Radiography is an imaging technique that uses electromagnetic radiation other than visible light, especially X-rays, to view the internal structure of a non-uniformly composed and opaque object (i.e. a non-transparent object of varying density and composition) such as the human body.
In optics a ray is an idealized model of light, obtained by choosing a line that is perpendicular to the wavefronts of the actual light, and that points in the direction of energy flow.
Rayleigh scattering (pronounced), named after the British physicist Lord Rayleigh (John William Strutt), is the (dominantly) elastic scattering of light or other electromagnetic radiation by particles much smaller than the wavelength of the radiation.
Scattering is a general physical process where some forms of radiation, such as light, sound, or moving particles, are forced to deviate from a straight trajectory by one or more paths due to localized non-uniformities in the medium through which they pass.
In mathematics and physics, scattering theory is a framework for studying and understanding the scattering of waves and particles.
In mathematics, a set of simultaneous equations, also known as a system of equations, is a finite set of equations for which common solutions are sought.
In chemistry, a solution is a homogeneous mixture composed of only one phase.
A solvent (from the Latin solvō, "I loosen, untie, I solve") is a substance that dissolves a solute (a chemically different liquid, solid or gas), resulting in a solution.
In physics, sound is a vibration that propagates as a typically audible mechanical wave of pressure and displacement, through a medium such as air or water.
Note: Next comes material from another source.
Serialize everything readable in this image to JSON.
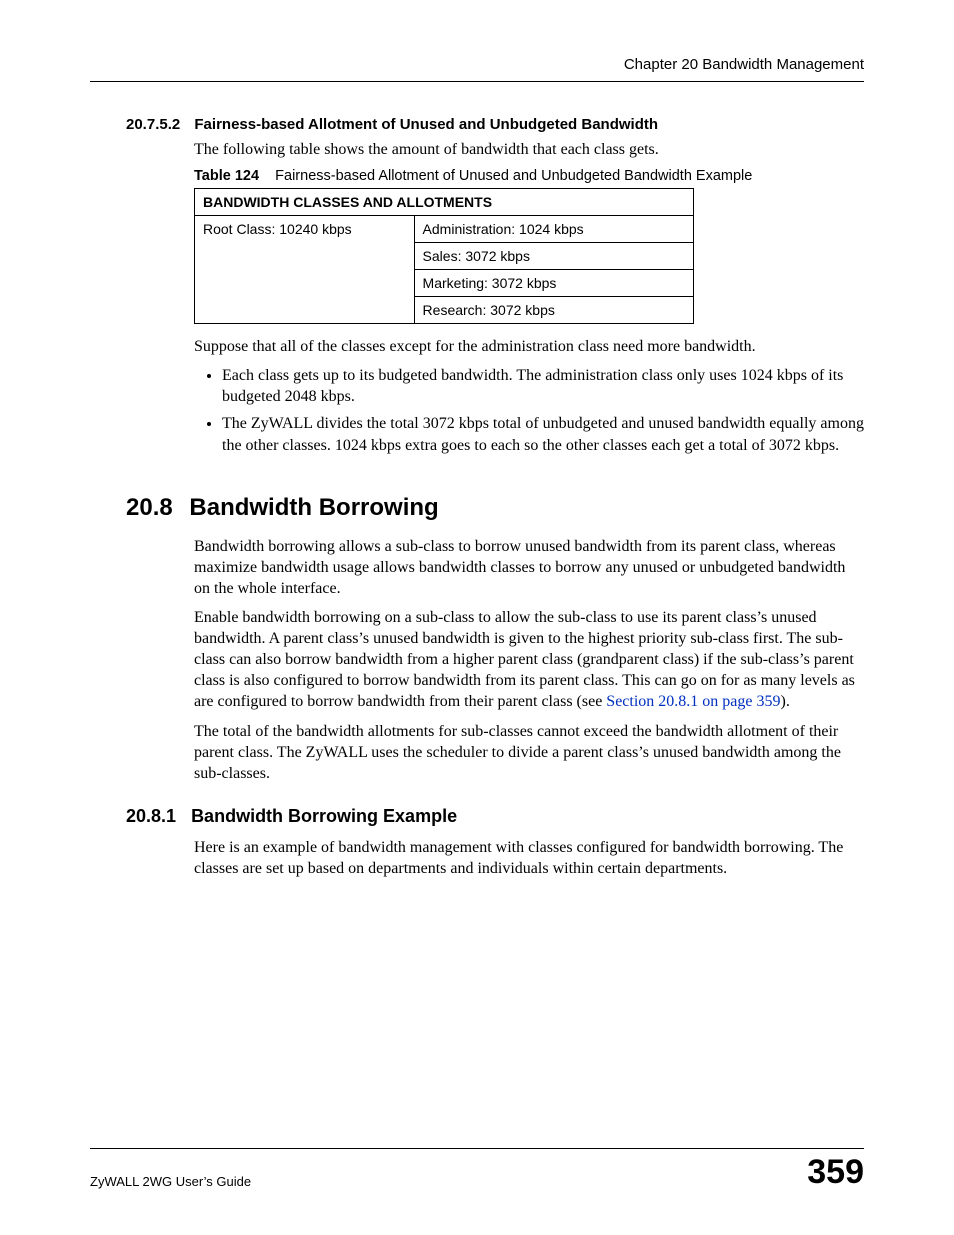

Transmittance of the surface of a material is its effectiveness in transmitting radiant energy.
X-radiation (composed of X-rays) is a form of electromagnetic radiation.